**Directions**
Quote every line of the data below as it stands, omitting pictures.

**Data**
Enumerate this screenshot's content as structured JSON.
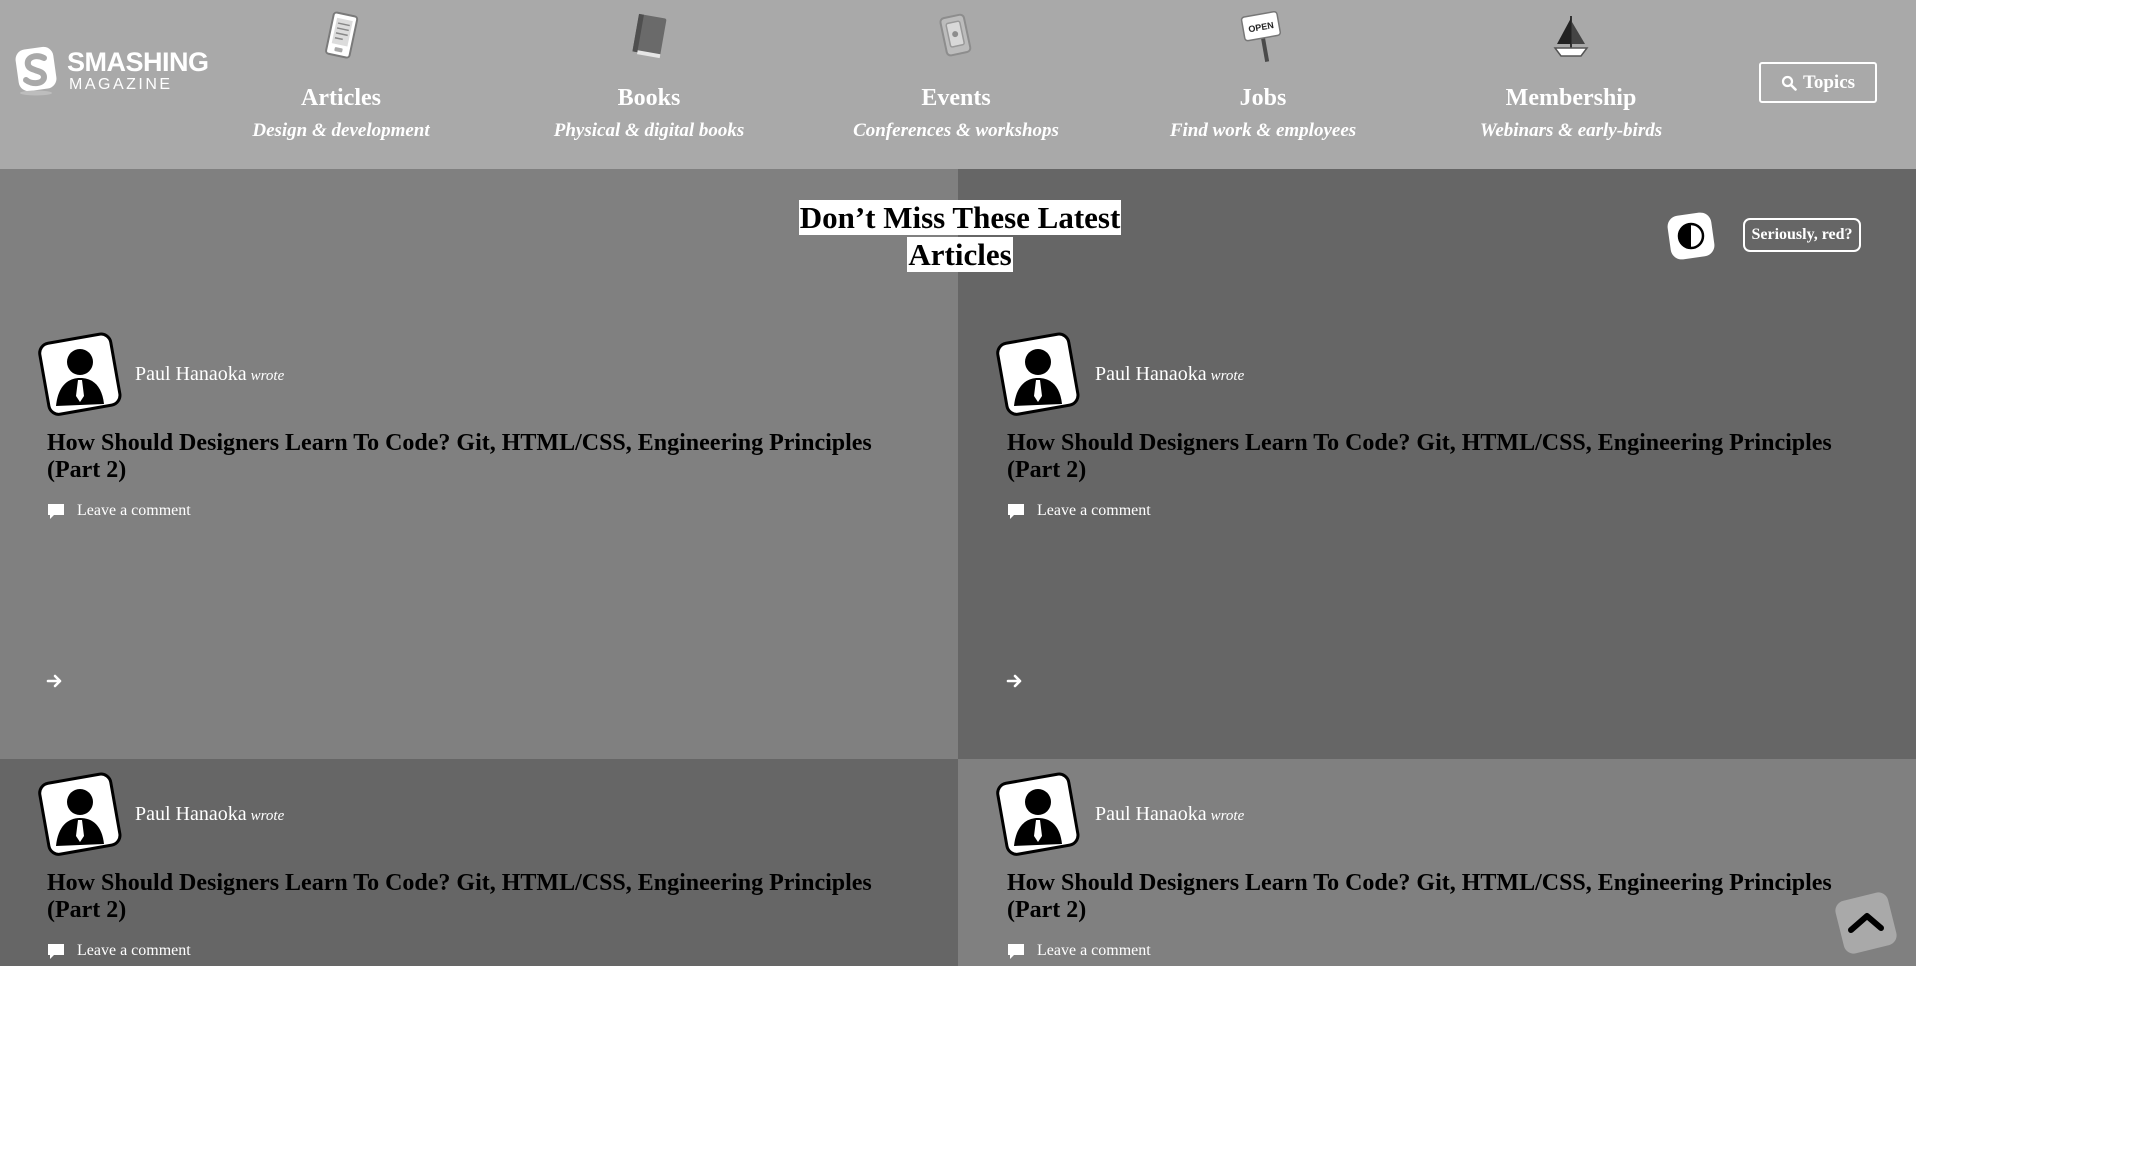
{
  "header": {
    "logo": {
      "word": "SMASHING",
      "sub": "MAGAZINE"
    },
    "nav": [
      {
        "title": "Articles",
        "subtitle": "Design & development",
        "icon": "ereader-icon"
      },
      {
        "title": "Books",
        "subtitle": "Physical & digital books",
        "icon": "book-icon"
      },
      {
        "title": "Events",
        "subtitle": "Conferences & workshops",
        "icon": "ticket-icon"
      },
      {
        "title": "Jobs",
        "subtitle": "Find work & employees",
        "icon": "open-sign-icon",
        "icon_text": "OPEN"
      },
      {
        "title": "Membership",
        "subtitle": "Webinars & early-birds",
        "icon": "boat-icon"
      }
    ],
    "topics_label": "Topics"
  },
  "section": {
    "title_line1": "Don’t Miss These Latest",
    "title_line2": "Articles",
    "contrast_icon": "contrast-icon",
    "red_button": "Seriously, red?"
  },
  "articles": [
    {
      "author": "Paul Hanaoka",
      "wrote": "wrote",
      "title": "How Should Designers Learn To Code? Git, HTML/CSS, Engineering Principles (Part 2)",
      "comment": "Leave a comment"
    },
    {
      "author": "Paul Hanaoka",
      "wrote": "wrote",
      "title": "How Should Designers Learn To Code? Git, HTML/CSS, Engineering Principles (Part 2)",
      "comment": "Leave a comment"
    },
    {
      "author": "Paul Hanaoka",
      "wrote": "wrote",
      "title": "How Should Designers Learn To Code? Git, HTML/CSS, Engineering Principles (Part 2)",
      "comment": "Leave a comment"
    },
    {
      "author": "Paul Hanaoka",
      "wrote": "wrote",
      "title": "How Should Designers Learn To Code? Git, HTML/CSS, Engineering Principles (Part 2)",
      "comment": "Leave a comment"
    }
  ],
  "colors": {
    "header_bg": "#a9a9a9",
    "card_light": "#808080",
    "card_dark": "#666666",
    "text_light": "#ffffff",
    "text_dark": "#000000"
  }
}
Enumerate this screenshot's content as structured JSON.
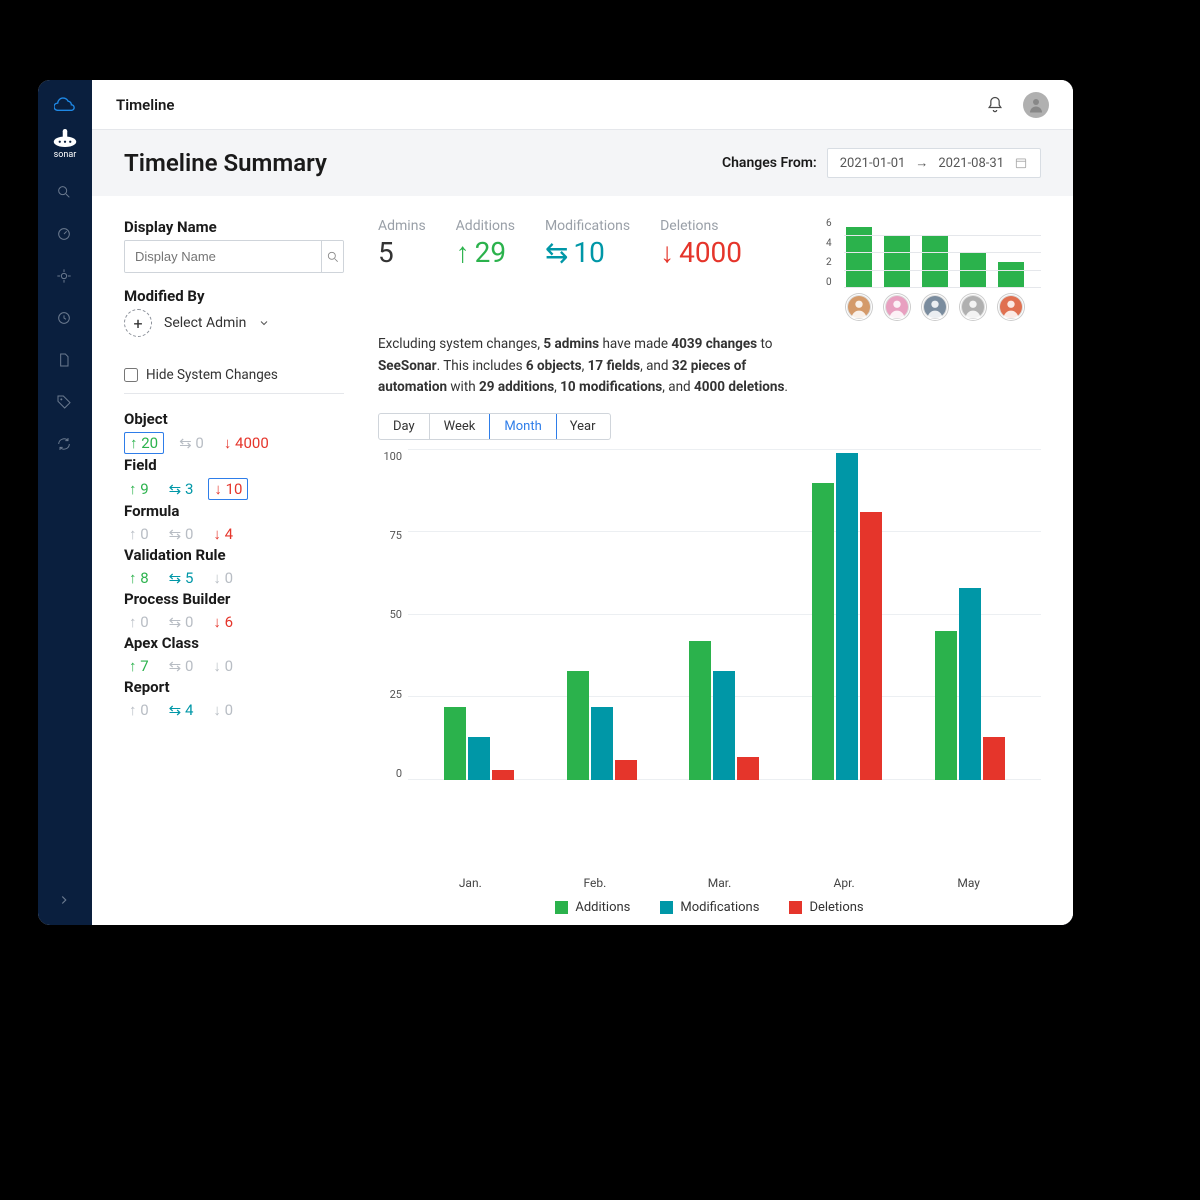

**Response to the exercise**
Enumerate this screenshot's content as structured JSON.
{
  "header": {
    "logo": {
      "word": "SMASHING",
      "sub": "MAGAZINE"
    },
    "nav": [
      {
        "title": "Articles",
        "subtitle": "Design & development",
        "icon": "ereader-icon"
      },
      {
        "title": "Books",
        "subtitle": "Physical & digital books",
        "icon": "book-icon"
      },
      {
        "title": "Events",
        "subtitle": "Conferences & workshops",
        "icon": "ticket-icon"
      },
      {
        "title": "Jobs",
        "subtitle": "Find work & employees",
        "icon": "open-sign-icon",
        "icon_text": "OPEN"
      },
      {
        "title": "Membership",
        "subtitle": "Webinars & early-birds",
        "icon": "boat-icon"
      }
    ],
    "topics_label": "Topics"
  },
  "section": {
    "title_line1": "Don’t Miss These Latest",
    "title_line2": "Articles",
    "contrast_icon": "contrast-icon",
    "red_button": "Seriously, red?"
  },
  "articles": [
    {
      "author": "Paul Hanaoka",
      "wrote": "wrote",
      "title": "How Should Designers Learn To Code? Git, HTML/CSS, Engineering Principles (Part 2)",
      "comment": "Leave a comment"
    },
    {
      "author": "Paul Hanaoka",
      "wrote": "wrote",
      "title": "How Should Designers Learn To Code? Git, HTML/CSS, Engineering Principles (Part 2)",
      "comment": "Leave a comment"
    },
    {
      "author": "Paul Hanaoka",
      "wrote": "wrote",
      "title": "How Should Designers Learn To Code? Git, HTML/CSS, Engineering Principles (Part 2)",
      "comment": "Leave a comment"
    },
    {
      "author": "Paul Hanaoka",
      "wrote": "wrote",
      "title": "How Should Designers Learn To Code? Git, HTML/CSS, Engineering Principles (Part 2)",
      "comment": "Leave a comment"
    }
  ],
  "colors": {
    "header_bg": "#a9a9a9",
    "card_light": "#808080",
    "card_dark": "#666666",
    "text_light": "#ffffff",
    "text_dark": "#000000"
  }
}
Enumerate this screenshot's content as structured JSON.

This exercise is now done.